Life360 is said to be selling location data from both adults and children to a dozen various data brokers, which then provide the information to other third parties, The Markup reported Monday, citing former Life360 and data broker employees.

Additionally, the two former Life360 staffers said that the company is one of the largest providers of location data, adding that Life360 doesn't appear to take the necessary precautions to ensure that user privacy is preserved.

In a statement to The Markup, Life360 CEO Chris Hulls said the company has "no means to confirm or deny the accuracy" of whether Life360 is a large source of location data for the industry.

"We see data as an important part of our business model that allows us to keep the core Life360 services free for the majority of our users, including features that have improved driver safety and saved numerous lives," Hulls said.

While Life360 removes the most obvious personally identifiable information, it doesn't take steps to aggregate or reduce location precision, the former employees said.

An engineer who used to work for location data provider X-Mode said that Life360's raw location data was one of its "most valuable offerings," due to the sheer volume and precision of the information.

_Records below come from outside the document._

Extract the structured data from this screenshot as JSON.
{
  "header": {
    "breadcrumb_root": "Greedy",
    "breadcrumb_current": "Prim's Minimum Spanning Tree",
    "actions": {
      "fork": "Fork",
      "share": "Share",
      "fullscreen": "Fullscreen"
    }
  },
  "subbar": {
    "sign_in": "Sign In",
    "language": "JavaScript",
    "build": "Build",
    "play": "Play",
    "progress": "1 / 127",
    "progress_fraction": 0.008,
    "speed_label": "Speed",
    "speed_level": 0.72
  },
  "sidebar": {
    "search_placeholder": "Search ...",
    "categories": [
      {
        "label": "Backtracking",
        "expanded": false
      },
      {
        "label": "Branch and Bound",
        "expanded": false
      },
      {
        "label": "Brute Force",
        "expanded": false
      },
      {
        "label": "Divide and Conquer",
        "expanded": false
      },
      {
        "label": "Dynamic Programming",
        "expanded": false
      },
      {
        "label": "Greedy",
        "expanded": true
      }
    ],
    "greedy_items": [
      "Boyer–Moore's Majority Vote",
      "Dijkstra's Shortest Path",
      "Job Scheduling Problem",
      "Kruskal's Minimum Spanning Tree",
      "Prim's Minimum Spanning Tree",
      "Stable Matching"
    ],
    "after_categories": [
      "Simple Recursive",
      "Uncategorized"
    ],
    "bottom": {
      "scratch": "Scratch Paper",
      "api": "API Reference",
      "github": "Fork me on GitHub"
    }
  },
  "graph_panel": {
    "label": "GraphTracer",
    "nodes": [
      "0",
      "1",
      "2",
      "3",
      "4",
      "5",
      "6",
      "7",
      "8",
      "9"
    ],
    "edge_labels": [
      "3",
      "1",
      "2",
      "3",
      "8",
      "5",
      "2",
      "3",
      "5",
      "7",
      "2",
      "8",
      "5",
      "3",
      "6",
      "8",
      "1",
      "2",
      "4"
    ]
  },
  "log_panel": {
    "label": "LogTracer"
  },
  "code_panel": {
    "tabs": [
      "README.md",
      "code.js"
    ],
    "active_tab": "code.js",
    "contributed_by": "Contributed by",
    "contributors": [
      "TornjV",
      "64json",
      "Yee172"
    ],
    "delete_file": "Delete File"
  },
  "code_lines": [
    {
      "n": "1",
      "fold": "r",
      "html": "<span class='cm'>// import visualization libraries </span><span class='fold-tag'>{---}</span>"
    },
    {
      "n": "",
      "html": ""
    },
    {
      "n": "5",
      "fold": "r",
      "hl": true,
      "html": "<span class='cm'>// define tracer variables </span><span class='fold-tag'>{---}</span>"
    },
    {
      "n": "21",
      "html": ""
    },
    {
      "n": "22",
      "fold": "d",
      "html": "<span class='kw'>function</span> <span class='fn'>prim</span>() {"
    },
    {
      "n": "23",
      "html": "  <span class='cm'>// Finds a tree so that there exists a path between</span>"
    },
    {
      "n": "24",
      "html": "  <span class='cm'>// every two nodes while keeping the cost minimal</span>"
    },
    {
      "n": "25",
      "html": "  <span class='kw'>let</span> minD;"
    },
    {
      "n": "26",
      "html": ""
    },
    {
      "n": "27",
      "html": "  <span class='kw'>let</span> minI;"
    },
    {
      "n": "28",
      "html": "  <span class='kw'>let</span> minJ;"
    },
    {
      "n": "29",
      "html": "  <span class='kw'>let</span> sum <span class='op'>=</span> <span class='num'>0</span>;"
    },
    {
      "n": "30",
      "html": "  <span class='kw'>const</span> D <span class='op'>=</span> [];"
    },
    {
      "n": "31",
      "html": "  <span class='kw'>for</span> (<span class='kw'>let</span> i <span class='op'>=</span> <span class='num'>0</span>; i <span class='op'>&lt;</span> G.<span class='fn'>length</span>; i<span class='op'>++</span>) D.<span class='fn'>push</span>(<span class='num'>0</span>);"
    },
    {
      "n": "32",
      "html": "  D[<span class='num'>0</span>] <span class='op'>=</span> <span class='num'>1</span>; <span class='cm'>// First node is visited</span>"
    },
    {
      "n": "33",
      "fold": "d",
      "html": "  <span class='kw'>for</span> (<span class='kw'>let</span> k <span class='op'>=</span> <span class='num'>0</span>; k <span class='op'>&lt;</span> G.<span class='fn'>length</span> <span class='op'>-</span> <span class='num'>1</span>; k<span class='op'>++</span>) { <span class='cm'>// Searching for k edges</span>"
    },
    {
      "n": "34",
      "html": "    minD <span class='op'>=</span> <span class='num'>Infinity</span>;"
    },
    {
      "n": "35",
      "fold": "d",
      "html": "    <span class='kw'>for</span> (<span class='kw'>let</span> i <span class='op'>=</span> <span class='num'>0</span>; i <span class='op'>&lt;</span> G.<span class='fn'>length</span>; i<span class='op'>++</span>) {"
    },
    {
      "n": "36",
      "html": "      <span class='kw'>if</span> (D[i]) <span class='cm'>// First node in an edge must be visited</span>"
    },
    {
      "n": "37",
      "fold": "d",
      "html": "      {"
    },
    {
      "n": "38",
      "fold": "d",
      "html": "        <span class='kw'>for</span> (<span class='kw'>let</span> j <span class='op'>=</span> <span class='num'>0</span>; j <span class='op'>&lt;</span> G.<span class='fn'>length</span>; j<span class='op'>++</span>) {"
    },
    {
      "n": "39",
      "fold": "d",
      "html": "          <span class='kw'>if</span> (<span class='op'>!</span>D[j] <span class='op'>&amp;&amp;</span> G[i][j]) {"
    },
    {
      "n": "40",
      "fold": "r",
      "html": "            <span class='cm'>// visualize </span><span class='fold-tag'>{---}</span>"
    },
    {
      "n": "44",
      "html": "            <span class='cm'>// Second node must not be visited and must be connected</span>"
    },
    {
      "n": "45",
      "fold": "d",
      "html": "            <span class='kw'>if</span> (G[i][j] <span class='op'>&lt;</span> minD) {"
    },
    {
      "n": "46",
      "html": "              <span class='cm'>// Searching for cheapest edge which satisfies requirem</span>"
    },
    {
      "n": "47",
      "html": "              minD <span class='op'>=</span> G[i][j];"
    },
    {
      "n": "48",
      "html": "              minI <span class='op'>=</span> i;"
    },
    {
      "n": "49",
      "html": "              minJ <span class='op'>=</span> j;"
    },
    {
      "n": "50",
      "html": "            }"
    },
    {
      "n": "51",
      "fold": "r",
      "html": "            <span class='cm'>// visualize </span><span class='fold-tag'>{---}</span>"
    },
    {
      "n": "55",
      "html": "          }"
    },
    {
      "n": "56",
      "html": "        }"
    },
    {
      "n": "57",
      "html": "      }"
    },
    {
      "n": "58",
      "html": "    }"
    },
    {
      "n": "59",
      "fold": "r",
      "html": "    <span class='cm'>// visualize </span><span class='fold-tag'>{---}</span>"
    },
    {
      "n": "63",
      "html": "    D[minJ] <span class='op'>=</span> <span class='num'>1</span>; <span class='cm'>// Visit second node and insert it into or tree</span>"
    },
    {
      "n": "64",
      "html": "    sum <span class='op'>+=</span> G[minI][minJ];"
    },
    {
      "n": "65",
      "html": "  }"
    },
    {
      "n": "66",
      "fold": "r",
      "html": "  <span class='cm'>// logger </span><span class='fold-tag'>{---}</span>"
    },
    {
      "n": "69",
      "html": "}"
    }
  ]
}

Life360 has reportedly sold data to brokers like Cuebiq, X-Mode, Safegraph, and Arity. While the company does list its data sharing practices in its privacy policy, it doesn't have a complete list of the brokers it shares data with.

The company's CEO said that partners are also listed when they request transparency or if there's a reason to list them. Hulls confirmed that X-Mode was among "approximately one dozen data partners" that the company works with.

Hulls told The Markup that the company would be supportive of legislation that requires the listing of its data partners.

Life360 is an app used for family location tracking, such as the tracking of teenagers by their parents. The company does admit that location data is sold in its privacy policy, but notes that it doesn't share the location of users under 13 years old.

Back in November, Tile — an AirTag competitor and Apple antitrust critic — was acquired by Life360 in a $250 million deal.